Lower-calorie foods and beverages drove the bulk of sales growth for supermarket chains between 2009 and 2013, making up 59 percent of growth, compared to just 41 percent for their higher-calorie counterparts, according to a new report from the Hudson Institute.
Interestingly, those trend lines did not hold for foods and beverages that contribute the most calories to the diets of children and adolescents, items such as desserts, snacks, sugary drinks, and pizzas. During the study period, higher-calorie versions of these products made up more than 70 percent of sales and grew more than 12 percent, whereas lower-calorie foods and drinks saw growth of roughly 5 percent.
The overall shift in supermarket sales to lower-calorie products is largely consistent with recent changes in the restaurant and food and beverage industries, the report foundexcept that sales of lower-calorie items grew at an even faster rate for the latter two sectors, indicating that supermarkets could be taking better advantage of the public’s shift in food preferences.
“Customers are looking for lower-calorie choices wherever they are," said Hank Cardello, lead author of the report, senior fellow at the Hudson Institute, and director of the Institute’s Obesity Solutions Initiative. “The good news is, supermarkets’ growth is being driven by these products, but compared to other sectors they’re still leaving money on the table. There is a tremendous opportunity to drive even more sales by focusing more on lower-calorie options."
To produce the report, funded by the Robert Wood Johnson Foundation, Cardello and his team analyzed Nielsen Scantrack data from 2009 and 2013 for 202 individual food and beverage categories for the three largest supermarket retailers in the United States, including their 26 banner chains. The categories include a wide range of foods, such as cereal, pasta, fruits, vegetables, packaged meals, milk and snacks. The researchers used data on the average number of items on a store shelf, and, most important, the total sales in dollars for each category. Together the three retail ownership groups account for 45 percent of the U.S. supermarket industry.

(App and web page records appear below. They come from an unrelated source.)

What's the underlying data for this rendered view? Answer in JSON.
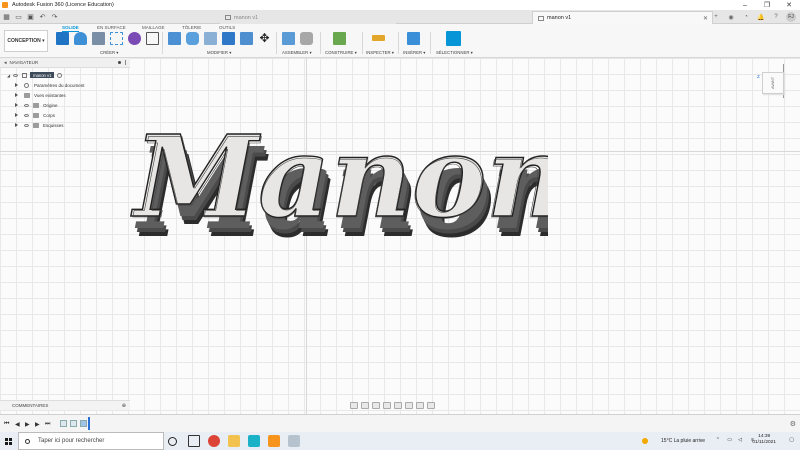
{
  "window": {
    "title": "Autodesk Fusion 360 (Licence Education)"
  },
  "tabs": [
    {
      "label": "manon v1",
      "active": false
    },
    {
      "label": "manon v1",
      "active": true
    }
  ],
  "user_initials": "FJ",
  "workspace": {
    "label": "CONCEPTION ▾"
  },
  "ribbon_tabs": [
    "SOLIDE",
    "EN SURFACE",
    "MAILLAGE",
    "TÔLERIE",
    "OUTILS"
  ],
  "groups": {
    "create": "CRÉER ▾",
    "modify": "MODIFIER ▾",
    "assemble": "ASSEMBLER ▾",
    "construct": "CONSTRUIRE ▾",
    "inspect": "INSPECTER ▾",
    "insert": "INSÉRER ▾",
    "select": "SÉLECTIONNER ▾"
  },
  "browser": {
    "title": "NAVIGATEUR",
    "root": "manon v1",
    "items": [
      "Paramètres du document",
      "Vues existantes",
      "Origine",
      "Corps",
      "Esquisses"
    ]
  },
  "viewcube": {
    "face": "AVANT"
  },
  "model": {
    "text": "Manon"
  },
  "comments": {
    "label": "COMMENTAIRES"
  },
  "taskbar": {
    "search_placeholder": "Taper ici pour rechercher",
    "weather": "15°C  La pluie arrive",
    "time": "14:39",
    "date": "01/11/2021"
  },
  "colors": {
    "accent": "#0696d7",
    "model_face": "#e7e6e4",
    "model_side": "#3c3c3c"
  }
}
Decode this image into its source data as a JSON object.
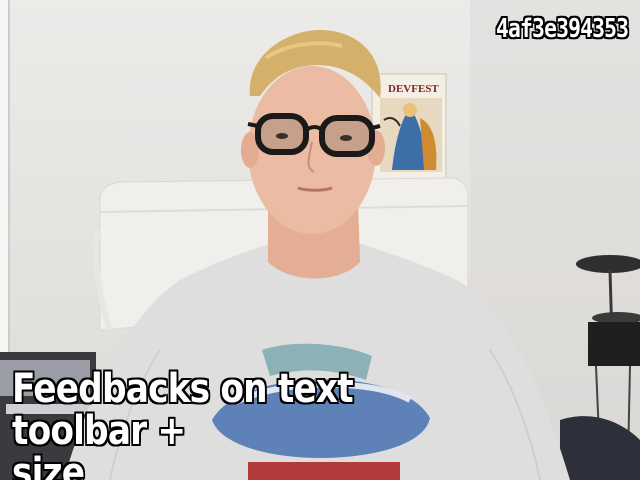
{
  "overlay": {
    "video_id": "4af3e394353",
    "caption_line1": "Feedbacks on text toolbar +",
    "caption_line2": "size"
  },
  "poster": {
    "heading": "DEVFEST"
  },
  "colors": {
    "wall": "#e6e4e2",
    "shirt": "#dcdcdc",
    "chair": "#f1f0ec",
    "hair": "#d4b06a",
    "skin": "#e8b9a0",
    "glasses": "#1b1a19",
    "caption_text": "#ffffff",
    "caption_outline": "#000000"
  }
}
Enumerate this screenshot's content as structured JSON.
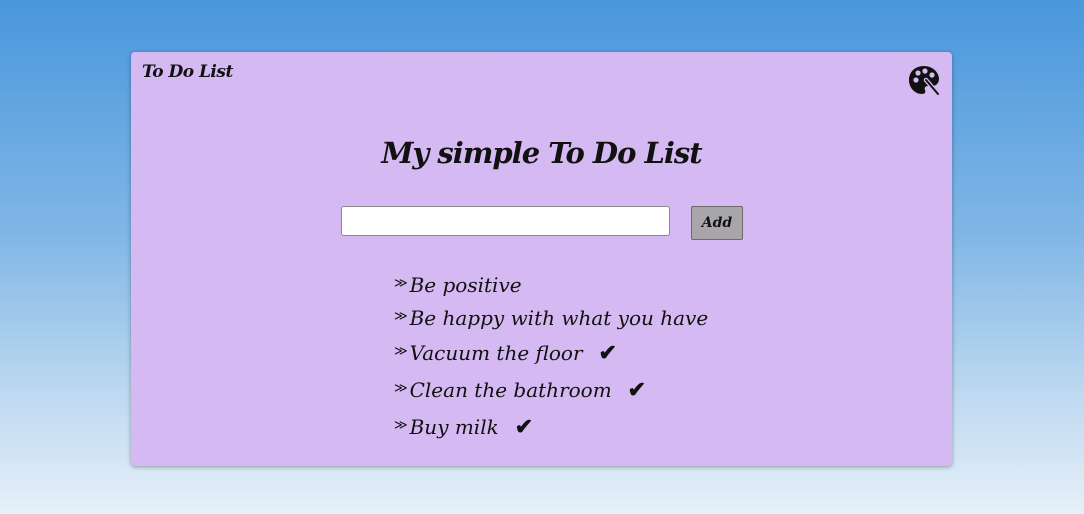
{
  "app": {
    "brand": "To Do List",
    "palette_icon": "palette-icon"
  },
  "main": {
    "title": "My simple To Do List",
    "input": {
      "value": "",
      "placeholder": ""
    },
    "add_label": "Add"
  },
  "todos": [
    {
      "prefix": "≫",
      "text": "Be positive",
      "done": false
    },
    {
      "prefix": "≫",
      "text": "Be happy with what you have",
      "done": false
    },
    {
      "prefix": "≫",
      "text": "Vacuum the floor",
      "done": true,
      "check": "✔"
    },
    {
      "prefix": "≫",
      "text": "Clean the bathroom",
      "done": true,
      "check": "✔"
    },
    {
      "prefix": "≫",
      "text": "Buy milk",
      "done": true,
      "check": "✔"
    }
  ],
  "colors": {
    "background_top": "#4a97dc",
    "background_bottom": "#e6f0f9",
    "card": "#d5b9f2",
    "button": "#a9a6ab"
  }
}
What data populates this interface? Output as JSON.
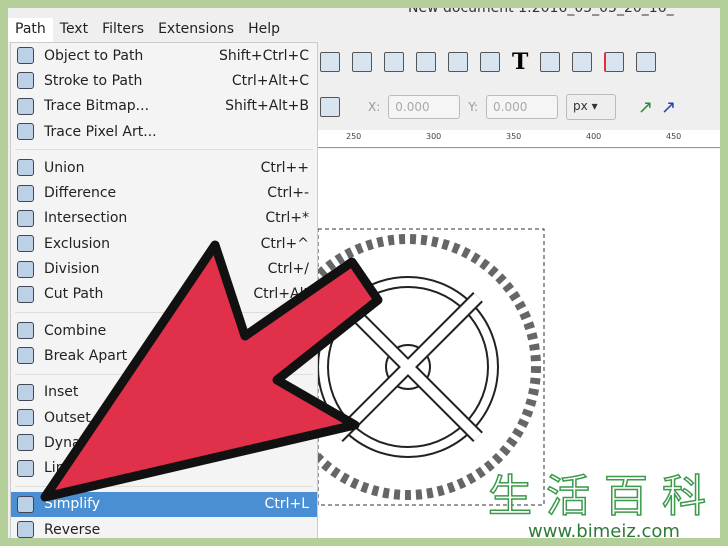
{
  "window": {
    "title": "New document 1:2016_05_05_20_16_"
  },
  "menubar": [
    "Path",
    "Text",
    "Filters",
    "Extensions",
    "Help"
  ],
  "menu": {
    "groups": [
      [
        {
          "label": "Object to Path",
          "shortcut": "Shift+Ctrl+C",
          "icon": "object-to-path-icon"
        },
        {
          "label": "Stroke to Path",
          "shortcut": "Ctrl+Alt+C",
          "icon": "stroke-to-path-icon"
        },
        {
          "label": "Trace Bitmap...",
          "shortcut": "Shift+Alt+B",
          "icon": "trace-bitmap-icon"
        },
        {
          "label": "Trace Pixel Art...",
          "shortcut": "",
          "icon": "trace-pixel-art-icon"
        }
      ],
      [
        {
          "label": "Union",
          "shortcut": "Ctrl++",
          "icon": "union-icon"
        },
        {
          "label": "Difference",
          "shortcut": "Ctrl+-",
          "icon": "difference-icon"
        },
        {
          "label": "Intersection",
          "shortcut": "Ctrl+*",
          "icon": "intersection-icon"
        },
        {
          "label": "Exclusion",
          "shortcut": "Ctrl+^",
          "icon": "exclusion-icon"
        },
        {
          "label": "Division",
          "shortcut": "Ctrl+/",
          "icon": "division-icon"
        },
        {
          "label": "Cut Path",
          "shortcut": "Ctrl+Alt",
          "icon": "cut-path-icon"
        }
      ],
      [
        {
          "label": "Combine",
          "shortcut": "",
          "icon": "combine-icon"
        },
        {
          "label": "Break Apart",
          "shortcut": "",
          "icon": "break-apart-icon"
        }
      ],
      [
        {
          "label": "Inset",
          "shortcut": "",
          "icon": "inset-icon"
        },
        {
          "label": "Outset",
          "shortcut": "",
          "icon": "outset-icon"
        },
        {
          "label": "Dynamic",
          "shortcut": "",
          "icon": "dynamic-offset-icon"
        },
        {
          "label": "Linked",
          "shortcut": "",
          "icon": "linked-offset-icon"
        }
      ],
      [
        {
          "label": "Simplify",
          "shortcut": "Ctrl+L",
          "icon": "simplify-icon",
          "selected": true
        },
        {
          "label": "Reverse",
          "shortcut": "",
          "icon": "reverse-icon"
        }
      ]
    ]
  },
  "toolbar": {
    "x_label": "X:",
    "x_value": "0.000",
    "y_label": "Y:",
    "y_value": "0.000",
    "unit": "px"
  },
  "ruler": [
    "250",
    "300",
    "350",
    "400",
    "450"
  ],
  "watermark": {
    "chinese": "生活百科",
    "url": "www.bimeiz.com"
  },
  "colors": {
    "arrow": "#e0304a",
    "highlight": "#4a8fd4",
    "border": "#b5cf9a"
  }
}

Researchers then classified each product as either lower-calorie or higher-calorie based on criteria developed previously in conjunction with the Nutrition Coordinating Center at the University of Minnesota. For instance, cereals with 150 calories per serving or less, beverages with 50 calories or less, and skim and 1-percent milk would all qualify as lower-calorie items.
The new report also compared sales of stores in food desertsareas with limited access to healthy, affordable foodsto those not in food deserts. The team found lower-calorie sales were growing at a greater rate than higher-calorie sales in both areas. However, the share of total sales in food deserts from lower-calorie items was less than for stores not located in food desertsenough to equate to $500 million in forgone lower-calorie revenue for stores in food deserts.
The report also found the lower-calorie share of total sales for products made by private label companies trails that of branded products, but it is catching up. Closing the gap between private label and branded products could have a more than $600 million impact on total dollar sales of lower-calorie products.